The Great Resign: Property Managers Join Circus En Masse
“No one anticipated how many property managers would leverage their skills into the circus,” says Dr. Melanie Martin, an industrial-organizational psychologist, who also co-authored the “Entrepreneurs Jump into Actual Shark Tank” survey.
February 6, 2022
When Allen Wright was a property manager for Wanda Inn condos, managing bookkeeping for over 3,000 doors, he likened the job to a three-ring circus, “It was crazy! When I wasn’t elbow-deep in paperwork, I was catering to clients and maintenance emergencies.”
While procrastinating on hour four of bank reconciliations, Wright stumbled across a BuzzFeed quiz leading down a PT Barnum Internet rabbit hole. “I scored ‘Ringmaster’ and noticed a remarkable overlap in my skillset: ringmasters are confident leaders who see potential in everything. They also wrangle clowns while people move heavy stuff.”
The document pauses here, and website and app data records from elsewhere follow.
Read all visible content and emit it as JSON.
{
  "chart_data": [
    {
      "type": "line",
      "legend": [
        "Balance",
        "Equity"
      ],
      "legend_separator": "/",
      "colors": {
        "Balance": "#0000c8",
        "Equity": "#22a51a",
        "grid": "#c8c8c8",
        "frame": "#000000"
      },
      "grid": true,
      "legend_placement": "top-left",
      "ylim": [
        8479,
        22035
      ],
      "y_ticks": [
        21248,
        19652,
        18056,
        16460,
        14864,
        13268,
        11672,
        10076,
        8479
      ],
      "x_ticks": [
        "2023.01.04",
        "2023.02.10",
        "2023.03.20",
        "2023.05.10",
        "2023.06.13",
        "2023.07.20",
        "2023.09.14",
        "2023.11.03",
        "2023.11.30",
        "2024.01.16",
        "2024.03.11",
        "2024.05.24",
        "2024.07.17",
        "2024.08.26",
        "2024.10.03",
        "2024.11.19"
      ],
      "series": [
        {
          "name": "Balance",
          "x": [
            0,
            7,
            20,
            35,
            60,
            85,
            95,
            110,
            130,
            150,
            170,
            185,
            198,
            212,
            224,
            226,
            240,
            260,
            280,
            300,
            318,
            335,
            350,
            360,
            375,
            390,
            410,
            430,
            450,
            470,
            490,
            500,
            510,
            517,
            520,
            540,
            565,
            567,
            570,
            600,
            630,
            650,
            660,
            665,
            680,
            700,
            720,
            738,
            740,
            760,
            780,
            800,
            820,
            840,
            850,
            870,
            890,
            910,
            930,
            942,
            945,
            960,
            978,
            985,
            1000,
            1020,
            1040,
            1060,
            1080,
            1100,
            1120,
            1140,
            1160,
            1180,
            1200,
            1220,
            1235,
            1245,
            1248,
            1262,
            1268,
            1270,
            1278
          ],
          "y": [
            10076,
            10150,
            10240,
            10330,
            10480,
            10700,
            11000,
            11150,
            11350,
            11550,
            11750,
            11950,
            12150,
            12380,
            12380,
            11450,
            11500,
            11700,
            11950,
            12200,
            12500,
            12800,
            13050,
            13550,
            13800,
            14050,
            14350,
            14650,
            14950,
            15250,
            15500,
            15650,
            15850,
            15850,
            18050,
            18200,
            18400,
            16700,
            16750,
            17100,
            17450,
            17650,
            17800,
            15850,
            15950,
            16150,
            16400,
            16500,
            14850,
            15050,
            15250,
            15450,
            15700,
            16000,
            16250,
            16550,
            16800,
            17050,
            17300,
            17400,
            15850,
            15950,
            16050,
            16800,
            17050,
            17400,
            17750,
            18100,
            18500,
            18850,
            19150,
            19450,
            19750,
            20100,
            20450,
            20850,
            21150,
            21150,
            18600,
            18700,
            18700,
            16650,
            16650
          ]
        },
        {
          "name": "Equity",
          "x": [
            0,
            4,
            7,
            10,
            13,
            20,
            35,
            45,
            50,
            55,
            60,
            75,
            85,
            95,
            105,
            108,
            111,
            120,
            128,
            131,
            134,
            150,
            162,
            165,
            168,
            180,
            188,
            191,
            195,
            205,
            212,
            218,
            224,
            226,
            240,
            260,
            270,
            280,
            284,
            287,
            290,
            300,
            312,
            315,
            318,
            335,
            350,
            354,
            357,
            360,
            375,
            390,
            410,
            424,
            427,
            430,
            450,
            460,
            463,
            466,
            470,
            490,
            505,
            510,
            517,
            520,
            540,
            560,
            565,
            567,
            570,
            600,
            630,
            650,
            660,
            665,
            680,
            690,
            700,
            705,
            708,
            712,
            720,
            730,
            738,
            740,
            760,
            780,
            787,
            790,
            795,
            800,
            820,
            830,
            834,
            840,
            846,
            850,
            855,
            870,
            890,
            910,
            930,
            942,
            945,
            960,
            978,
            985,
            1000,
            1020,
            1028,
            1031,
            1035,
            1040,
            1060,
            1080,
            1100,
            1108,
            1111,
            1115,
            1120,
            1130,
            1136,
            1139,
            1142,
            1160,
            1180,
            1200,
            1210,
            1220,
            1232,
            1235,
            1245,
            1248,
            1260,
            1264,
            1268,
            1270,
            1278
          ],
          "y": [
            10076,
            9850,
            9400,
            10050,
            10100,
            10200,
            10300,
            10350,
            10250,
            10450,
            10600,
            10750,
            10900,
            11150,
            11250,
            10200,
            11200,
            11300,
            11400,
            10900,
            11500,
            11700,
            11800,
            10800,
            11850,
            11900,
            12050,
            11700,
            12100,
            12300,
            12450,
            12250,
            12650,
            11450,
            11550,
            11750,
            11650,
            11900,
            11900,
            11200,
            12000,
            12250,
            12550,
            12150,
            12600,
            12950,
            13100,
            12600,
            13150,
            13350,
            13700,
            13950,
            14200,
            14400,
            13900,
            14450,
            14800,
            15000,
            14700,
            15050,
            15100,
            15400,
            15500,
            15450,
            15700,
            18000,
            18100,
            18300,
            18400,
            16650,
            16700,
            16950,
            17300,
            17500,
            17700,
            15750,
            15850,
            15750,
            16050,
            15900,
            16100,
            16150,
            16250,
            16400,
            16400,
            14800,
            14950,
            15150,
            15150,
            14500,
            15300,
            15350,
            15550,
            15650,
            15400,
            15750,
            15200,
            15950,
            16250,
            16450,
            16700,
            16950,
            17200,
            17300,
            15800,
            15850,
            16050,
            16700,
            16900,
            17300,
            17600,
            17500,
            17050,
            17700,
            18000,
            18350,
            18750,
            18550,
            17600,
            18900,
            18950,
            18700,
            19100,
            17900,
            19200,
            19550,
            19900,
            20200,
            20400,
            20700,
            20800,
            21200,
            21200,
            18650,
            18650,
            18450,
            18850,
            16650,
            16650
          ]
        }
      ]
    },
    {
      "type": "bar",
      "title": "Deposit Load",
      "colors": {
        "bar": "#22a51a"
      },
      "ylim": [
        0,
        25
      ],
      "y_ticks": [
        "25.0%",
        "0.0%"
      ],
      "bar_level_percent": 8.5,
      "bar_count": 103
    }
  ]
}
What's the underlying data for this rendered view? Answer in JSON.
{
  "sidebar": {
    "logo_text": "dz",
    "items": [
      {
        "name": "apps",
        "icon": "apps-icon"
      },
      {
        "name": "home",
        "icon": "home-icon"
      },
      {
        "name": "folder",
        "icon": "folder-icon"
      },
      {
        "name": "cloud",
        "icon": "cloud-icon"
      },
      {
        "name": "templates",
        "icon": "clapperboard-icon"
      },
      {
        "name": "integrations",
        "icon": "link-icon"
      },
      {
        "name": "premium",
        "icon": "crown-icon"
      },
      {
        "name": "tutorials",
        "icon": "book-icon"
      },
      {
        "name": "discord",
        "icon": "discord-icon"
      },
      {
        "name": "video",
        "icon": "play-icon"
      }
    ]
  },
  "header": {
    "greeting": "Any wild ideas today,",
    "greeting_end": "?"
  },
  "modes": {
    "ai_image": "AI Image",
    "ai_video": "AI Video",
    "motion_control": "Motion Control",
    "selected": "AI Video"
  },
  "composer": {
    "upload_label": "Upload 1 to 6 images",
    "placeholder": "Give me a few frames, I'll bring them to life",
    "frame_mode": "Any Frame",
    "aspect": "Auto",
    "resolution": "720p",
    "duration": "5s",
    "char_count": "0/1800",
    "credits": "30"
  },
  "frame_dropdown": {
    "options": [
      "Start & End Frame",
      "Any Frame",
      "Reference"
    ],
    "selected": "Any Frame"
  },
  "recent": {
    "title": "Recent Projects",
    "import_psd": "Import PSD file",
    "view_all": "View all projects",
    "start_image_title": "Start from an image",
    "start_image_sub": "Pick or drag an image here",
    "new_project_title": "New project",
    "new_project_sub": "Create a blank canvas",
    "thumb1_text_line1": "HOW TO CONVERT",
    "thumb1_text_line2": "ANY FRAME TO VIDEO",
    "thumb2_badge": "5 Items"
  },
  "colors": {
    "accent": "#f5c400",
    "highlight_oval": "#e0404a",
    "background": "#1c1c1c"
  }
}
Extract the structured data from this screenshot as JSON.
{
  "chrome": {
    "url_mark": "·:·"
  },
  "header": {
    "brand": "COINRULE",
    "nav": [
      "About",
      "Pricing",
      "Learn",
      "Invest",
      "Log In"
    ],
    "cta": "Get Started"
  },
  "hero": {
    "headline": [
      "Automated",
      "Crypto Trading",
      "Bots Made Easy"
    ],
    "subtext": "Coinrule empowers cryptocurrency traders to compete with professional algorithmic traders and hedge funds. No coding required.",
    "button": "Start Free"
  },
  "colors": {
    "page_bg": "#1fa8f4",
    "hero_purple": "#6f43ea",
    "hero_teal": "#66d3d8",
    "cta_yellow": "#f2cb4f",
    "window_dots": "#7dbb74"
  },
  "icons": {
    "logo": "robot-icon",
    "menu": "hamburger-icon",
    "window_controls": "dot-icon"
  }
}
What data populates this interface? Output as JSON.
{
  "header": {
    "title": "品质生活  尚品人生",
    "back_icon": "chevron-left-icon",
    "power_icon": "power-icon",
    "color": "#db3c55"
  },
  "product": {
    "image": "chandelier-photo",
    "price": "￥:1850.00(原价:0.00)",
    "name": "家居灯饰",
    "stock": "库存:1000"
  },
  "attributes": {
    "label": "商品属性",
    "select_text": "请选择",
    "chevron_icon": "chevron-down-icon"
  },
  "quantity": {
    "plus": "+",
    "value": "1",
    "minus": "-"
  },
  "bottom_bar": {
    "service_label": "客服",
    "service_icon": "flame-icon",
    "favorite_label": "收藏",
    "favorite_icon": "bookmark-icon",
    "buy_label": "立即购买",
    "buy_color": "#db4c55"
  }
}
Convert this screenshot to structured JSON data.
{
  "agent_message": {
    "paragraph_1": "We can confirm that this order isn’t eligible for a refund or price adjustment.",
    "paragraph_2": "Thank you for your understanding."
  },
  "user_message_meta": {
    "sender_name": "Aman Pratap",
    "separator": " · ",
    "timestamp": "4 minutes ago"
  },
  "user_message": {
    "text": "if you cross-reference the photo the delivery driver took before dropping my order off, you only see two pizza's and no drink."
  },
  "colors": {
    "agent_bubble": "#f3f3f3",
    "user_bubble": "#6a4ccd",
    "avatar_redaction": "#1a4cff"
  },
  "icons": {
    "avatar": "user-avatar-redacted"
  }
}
The further he researched, the more parallels he noticed between circus arts and property management. Seven years later, now a graduate of clown college, Wright performs five shows a week as Dr. Al Wright, ringmaster, and owner of “The Maniacal Managing Menagerie,” a traveling circus act cast entirely with former property managers.
Wright wasn’t the only property manager to follow that instinct. The US Bureau of Labor Statistics, in collaboration with the Northeast Clown Institute, spots a trend of property managers transitioning in large numbers to circuses and sideshows. The research has been published in both The Journal of Applied Science and Circus Arts Magazine.
“No one anticipated how many property managers would leverage their skills into the circus,” says Dr. Melanie Martin, an industrial-organizational psychologist with the study, who also co-authored the “Entrepreneurs Jump into Actual Shark Tank” survey.
Dr. Al Wright shoots down suggestions that property managers are taking an easier path. “Compare the multi-tasking and unpredictable pace of leasing season to life under the big top. I studied Sigfried and Roy and realized my crisis-management skills and finesse with angry tenants might translate to handling big cats.”
Some of the Menagerie’s performers stated practical reasons for the transition. Knife thrower Charles “Chuck the Knife Chucker” Sharpe finds maintenance on his equipment—a wooden board and knives—easier than maintaining unwieldy leasing software.
Sharpe’s “target girl,” Barrie D. Hatchett, mentioned that her experience as a building manager left her perfectly comported to the circus, “Both property management and knife throwing require nerves of steel. So much of my job was trying not to outwardly react—to a tenant’s request or vendor’s invoice—it was second nature not to flinch with axes flying at my face.”
“I was fed up with the demands of property management,” Hugh Raye admits of his shift to funambulist, “I’m usually calm in high-stress situations, and somehow these stakes seem lower. Sure, I’m dangling sixty feet in the air with no net sometimes, but at least I don’t have to levy Homeowner Association assessments anymore.” The unflappability and balance he’d developed from years of HOA politicking translated seamlessly to the highwire.
Leah Tarred juggled into circus life for new challenges, “Rentals require constant attention—just like spinning plates,” she says. “It’s easier to juggle chainsaws than EOM reporting and RUBS billing. I got used to keeping lots of balls in the air as a property manager.”
Professional firebreather Kay Oss admits, “There weren’t a lot of drawbacks.” Before Oss spat high-octane accelerant from her mouth, she managed So and So Senior Sanctuary in Sarasota, Fl. “Due to negligent tenant move-outs, I have more stories about pet alligators in strange places than the guy who actually wrestles alligators,” Oss mused, carefully applying lip-balm. “The heat I’m under now is quaint and predictable in comparison.”
Contortionist Ben Dover notes, “You have to be flexible in both jobs. It was a constant stretch to meet the needs of tenants and clients, so I always had to think outside the box for ways to get everything done,” he said, molding his frame to fit into a literal box. “No one applauded when my job got me bent out of shape before. Now I do it to standing ovations.”
Dr. Al Wright notes another practical benefit for performers, “The hours are better. It’s 90% rehearsals, 10% performing under extreme pressure. Property management was 10% performing under extreme pressure, 90% paperwork.”
Property management accounting is a big task, but before you consider giving it all up for the trapeze, talk to us. Proper makes life easier and less death-defying.
Disclaimer: This is a satirical article; any resemblance to actual events is purely coincidental. The only things that are true in this article are as follows: 1) property managers are spending too much time and money on property bookkeeping and accounting, and 2) Proper can save you hours of your time and up to 50% on your property accounting costs. Learn more about our services here.